> WHAT THE TASK REQUIRES: Find and copy the lines in the records beneath this task that contain the word "current".

====== SOURCE RECORDS ======

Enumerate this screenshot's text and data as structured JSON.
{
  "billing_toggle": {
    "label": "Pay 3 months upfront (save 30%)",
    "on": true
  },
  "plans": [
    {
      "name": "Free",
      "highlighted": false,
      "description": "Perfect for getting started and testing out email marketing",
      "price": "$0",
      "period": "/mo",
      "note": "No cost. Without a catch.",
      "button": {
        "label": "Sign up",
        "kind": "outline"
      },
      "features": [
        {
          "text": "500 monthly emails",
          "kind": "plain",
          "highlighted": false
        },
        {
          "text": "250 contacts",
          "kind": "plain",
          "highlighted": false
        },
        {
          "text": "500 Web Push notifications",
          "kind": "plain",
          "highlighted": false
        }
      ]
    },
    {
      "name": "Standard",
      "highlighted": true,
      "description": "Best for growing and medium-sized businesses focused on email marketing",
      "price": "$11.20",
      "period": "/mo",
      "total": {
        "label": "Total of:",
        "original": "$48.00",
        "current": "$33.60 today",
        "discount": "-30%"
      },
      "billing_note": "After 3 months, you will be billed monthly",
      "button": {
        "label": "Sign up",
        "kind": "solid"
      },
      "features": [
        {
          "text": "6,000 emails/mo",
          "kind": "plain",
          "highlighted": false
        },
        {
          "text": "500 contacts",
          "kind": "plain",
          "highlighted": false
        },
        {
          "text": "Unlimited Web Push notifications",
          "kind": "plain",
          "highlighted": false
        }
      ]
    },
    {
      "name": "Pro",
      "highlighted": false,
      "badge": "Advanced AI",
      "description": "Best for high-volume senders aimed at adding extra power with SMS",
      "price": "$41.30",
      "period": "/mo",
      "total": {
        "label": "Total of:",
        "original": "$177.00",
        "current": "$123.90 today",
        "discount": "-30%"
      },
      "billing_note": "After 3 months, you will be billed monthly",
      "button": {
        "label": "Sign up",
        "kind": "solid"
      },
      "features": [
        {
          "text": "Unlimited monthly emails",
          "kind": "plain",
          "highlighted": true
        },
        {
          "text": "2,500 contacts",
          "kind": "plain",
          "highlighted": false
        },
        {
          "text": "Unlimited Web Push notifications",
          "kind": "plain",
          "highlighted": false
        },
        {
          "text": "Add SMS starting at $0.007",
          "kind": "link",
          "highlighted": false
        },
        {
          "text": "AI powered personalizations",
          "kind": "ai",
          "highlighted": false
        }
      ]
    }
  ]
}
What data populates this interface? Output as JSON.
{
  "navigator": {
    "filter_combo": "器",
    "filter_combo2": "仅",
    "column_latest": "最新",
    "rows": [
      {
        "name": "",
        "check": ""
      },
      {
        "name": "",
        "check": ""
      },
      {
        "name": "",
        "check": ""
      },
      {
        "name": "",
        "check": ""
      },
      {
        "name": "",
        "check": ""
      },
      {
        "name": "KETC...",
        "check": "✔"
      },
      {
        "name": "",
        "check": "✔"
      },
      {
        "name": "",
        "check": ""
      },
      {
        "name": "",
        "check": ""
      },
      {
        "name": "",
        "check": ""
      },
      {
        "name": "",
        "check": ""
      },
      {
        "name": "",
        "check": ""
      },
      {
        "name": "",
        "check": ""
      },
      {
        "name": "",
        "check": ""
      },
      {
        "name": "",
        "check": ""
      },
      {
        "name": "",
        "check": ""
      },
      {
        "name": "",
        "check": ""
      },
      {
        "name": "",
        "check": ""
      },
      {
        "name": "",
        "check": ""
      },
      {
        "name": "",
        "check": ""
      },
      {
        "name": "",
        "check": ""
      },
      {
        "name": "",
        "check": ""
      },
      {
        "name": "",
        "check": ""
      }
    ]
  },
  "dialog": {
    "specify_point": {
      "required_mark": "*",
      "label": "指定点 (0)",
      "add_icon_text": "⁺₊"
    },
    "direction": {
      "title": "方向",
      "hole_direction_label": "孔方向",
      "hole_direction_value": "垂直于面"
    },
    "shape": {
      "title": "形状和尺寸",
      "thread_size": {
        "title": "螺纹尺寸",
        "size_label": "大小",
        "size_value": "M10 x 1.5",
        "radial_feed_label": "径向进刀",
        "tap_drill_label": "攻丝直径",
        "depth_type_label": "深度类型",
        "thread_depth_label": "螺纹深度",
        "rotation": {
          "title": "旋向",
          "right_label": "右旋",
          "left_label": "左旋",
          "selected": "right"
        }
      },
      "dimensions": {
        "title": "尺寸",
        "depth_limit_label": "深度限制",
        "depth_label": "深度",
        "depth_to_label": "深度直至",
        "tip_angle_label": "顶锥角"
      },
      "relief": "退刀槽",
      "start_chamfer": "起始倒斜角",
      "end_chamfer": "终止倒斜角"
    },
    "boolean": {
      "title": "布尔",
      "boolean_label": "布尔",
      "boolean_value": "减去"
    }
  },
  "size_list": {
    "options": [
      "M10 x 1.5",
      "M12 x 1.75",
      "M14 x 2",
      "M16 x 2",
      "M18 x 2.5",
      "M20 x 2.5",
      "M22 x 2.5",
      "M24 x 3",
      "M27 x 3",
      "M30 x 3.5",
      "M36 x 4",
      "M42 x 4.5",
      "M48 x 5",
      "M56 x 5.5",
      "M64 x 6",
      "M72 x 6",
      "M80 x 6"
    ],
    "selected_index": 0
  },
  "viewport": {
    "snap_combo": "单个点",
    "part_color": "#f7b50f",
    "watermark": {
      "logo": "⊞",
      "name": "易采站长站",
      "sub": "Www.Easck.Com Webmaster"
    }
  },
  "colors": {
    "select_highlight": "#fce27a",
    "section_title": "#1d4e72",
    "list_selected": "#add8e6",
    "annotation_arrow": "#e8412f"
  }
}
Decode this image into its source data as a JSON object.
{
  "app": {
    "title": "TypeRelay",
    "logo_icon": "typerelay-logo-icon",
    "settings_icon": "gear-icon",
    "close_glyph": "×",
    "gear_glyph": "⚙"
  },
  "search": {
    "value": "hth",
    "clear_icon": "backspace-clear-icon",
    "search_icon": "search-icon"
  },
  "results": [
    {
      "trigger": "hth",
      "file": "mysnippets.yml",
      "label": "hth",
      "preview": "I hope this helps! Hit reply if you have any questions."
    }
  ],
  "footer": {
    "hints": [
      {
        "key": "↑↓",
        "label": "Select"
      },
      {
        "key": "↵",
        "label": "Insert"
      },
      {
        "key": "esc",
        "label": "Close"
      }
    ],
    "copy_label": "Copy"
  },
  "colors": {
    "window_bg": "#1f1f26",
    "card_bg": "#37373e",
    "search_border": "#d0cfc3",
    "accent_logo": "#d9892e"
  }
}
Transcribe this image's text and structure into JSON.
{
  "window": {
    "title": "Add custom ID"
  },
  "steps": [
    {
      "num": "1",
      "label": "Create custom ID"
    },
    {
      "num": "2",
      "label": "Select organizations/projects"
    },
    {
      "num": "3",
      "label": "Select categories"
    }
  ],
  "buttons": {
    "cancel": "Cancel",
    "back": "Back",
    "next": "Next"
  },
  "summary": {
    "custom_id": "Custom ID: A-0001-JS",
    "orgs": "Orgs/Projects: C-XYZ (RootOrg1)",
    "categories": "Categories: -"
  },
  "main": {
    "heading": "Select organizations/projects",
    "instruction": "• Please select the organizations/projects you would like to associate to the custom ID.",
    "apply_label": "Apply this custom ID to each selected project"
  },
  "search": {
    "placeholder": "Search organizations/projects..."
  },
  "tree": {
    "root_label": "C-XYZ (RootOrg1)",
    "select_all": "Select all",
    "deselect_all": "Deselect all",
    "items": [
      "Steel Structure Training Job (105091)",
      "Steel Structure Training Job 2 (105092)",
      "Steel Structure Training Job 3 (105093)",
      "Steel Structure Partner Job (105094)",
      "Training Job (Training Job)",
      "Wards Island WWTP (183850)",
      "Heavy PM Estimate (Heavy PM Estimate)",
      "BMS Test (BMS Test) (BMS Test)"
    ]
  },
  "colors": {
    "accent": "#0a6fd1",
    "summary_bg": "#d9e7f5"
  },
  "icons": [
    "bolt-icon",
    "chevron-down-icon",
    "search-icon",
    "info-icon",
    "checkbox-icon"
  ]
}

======

> TASK SOLUTION:
        "current": "$33.60 today",
        "current": "$123.90 today",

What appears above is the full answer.